→ **What you should do**
Set down all of the records word for word.

→ **Exercise data**
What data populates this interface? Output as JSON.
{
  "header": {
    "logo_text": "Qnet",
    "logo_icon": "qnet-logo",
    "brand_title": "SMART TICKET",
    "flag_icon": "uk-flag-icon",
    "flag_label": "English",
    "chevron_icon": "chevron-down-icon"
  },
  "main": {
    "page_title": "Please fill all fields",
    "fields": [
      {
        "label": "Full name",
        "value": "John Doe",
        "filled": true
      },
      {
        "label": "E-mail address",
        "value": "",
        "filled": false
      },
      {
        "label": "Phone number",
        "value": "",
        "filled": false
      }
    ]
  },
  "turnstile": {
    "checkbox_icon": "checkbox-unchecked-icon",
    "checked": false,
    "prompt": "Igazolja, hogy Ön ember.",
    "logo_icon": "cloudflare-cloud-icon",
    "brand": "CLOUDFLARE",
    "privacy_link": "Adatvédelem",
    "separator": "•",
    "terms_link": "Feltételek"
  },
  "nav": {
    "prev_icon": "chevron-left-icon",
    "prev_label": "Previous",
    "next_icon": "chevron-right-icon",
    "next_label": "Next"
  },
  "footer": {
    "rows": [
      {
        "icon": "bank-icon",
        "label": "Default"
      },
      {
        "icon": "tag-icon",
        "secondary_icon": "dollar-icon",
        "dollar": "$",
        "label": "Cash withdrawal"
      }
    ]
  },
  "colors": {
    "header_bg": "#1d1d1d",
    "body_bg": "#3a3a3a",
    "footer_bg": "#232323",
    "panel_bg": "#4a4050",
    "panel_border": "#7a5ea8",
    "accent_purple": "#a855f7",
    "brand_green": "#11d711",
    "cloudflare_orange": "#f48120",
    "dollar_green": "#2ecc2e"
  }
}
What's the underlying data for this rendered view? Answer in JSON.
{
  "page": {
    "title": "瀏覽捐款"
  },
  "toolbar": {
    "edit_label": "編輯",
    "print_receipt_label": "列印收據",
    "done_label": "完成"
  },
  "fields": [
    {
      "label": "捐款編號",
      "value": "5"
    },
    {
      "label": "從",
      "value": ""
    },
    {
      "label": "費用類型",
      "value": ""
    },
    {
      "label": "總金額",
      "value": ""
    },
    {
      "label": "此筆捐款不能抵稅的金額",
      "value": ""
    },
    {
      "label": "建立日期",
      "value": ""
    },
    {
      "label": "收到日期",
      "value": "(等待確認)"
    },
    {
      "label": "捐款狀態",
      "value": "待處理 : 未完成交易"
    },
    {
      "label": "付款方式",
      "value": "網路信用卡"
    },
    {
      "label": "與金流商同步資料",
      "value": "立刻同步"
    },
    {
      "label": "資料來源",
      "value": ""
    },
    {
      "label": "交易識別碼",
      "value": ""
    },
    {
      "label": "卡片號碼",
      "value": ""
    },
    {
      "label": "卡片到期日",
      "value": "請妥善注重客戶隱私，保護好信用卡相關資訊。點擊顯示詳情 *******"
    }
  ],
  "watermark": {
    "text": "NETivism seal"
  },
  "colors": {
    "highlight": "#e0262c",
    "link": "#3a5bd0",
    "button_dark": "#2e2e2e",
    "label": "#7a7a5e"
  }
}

→ **Finished task**
What data populates this interface? Output as JSON.
{
  "header": {
    "logo_text": "Qnet",
    "logo_icon": "qnet-logo",
    "brand_title": "SMART TICKET",
    "flag_icon": "uk-flag-icon",
    "flag_label": "English",
    "chevron_icon": "chevron-down-icon"
  },
  "main": {
    "page_title": "Please fill all fields",
    "fields": [
      {
        "label": "Full name",
        "value": "John Doe",
        "filled": true
      },
      {
        "label": "E-mail address",
        "value": "",
        "filled": false
      },
      {
        "label": "Phone number",
        "value": "",
        "filled": false
      }
    ]
  },
  "turnstile": {
    "checkbox_icon": "checkbox-unchecked-icon",
    "checked": false,
    "prompt": "Igazolja, hogy Ön ember.",
    "logo_icon": "cloudflare-cloud-icon",
    "brand": "CLOUDFLARE",
    "privacy_link": "Adatvédelem",
    "separator": "•",
    "terms_link": "Feltételek"
  },
  "nav": {
    "prev_icon": "chevron-left-icon",
    "prev_label": "Previous",
    "next_icon": "chevron-right-icon",
    "next_label": "Next"
  },
  "footer": {
    "rows": [
      {
        "icon": "bank-icon",
        "label": "Default"
      },
      {
        "icon": "tag-icon",
        "secondary_icon": "dollar-icon",
        "dollar": "$",
        "label": "Cash withdrawal"
      }
    ]
  },
  "colors": {
    "header_bg": "#1d1d1d",
    "body_bg": "#3a3a3a",
    "footer_bg": "#232323",
    "panel_bg": "#4a4050",
    "panel_border": "#7a5ea8",
    "accent_purple": "#a855f7",
    "brand_green": "#11d711",
    "cloudflare_orange": "#f48120",
    "dollar_green": "#2ecc2e"
  }
}
What's the underlying data for this rendered view? Answer in JSON.
{
  "page": {
    "title": "瀏覽捐款"
  },
  "toolbar": {
    "edit_label": "編輯",
    "print_receipt_label": "列印收據",
    "done_label": "完成"
  },
  "fields": [
    {
      "label": "捐款編號",
      "value": "5"
    },
    {
      "label": "從",
      "value": ""
    },
    {
      "label": "費用類型",
      "value": ""
    },
    {
      "label": "總金額",
      "value": ""
    },
    {
      "label": "此筆捐款不能抵稅的金額",
      "value": ""
    },
    {
      "label": "建立日期",
      "value": ""
    },
    {
      "label": "收到日期",
      "value": "(等待確認)"
    },
    {
      "label": "捐款狀態",
      "value": "待處理 : 未完成交易"
    },
    {
      "label": "付款方式",
      "value": "網路信用卡"
    },
    {
      "label": "與金流商同步資料",
      "value": "立刻同步"
    },
    {
      "label": "資料來源",
      "value": ""
    },
    {
      "label": "交易識別碼",
      "value": ""
    },
    {
      "label": "卡片號碼",
      "value": ""
    },
    {
      "label": "卡片到期日",
      "value": "請妥善注重客戶隱私，保護好信用卡相關資訊。點擊顯示詳情 *******"
    }
  ],
  "watermark": {
    "text": "NETivism seal"
  },
  "colors": {
    "highlight": "#e0262c",
    "link": "#3a5bd0",
    "button_dark": "#2e2e2e",
    "label": "#7a7a5e"
  }
}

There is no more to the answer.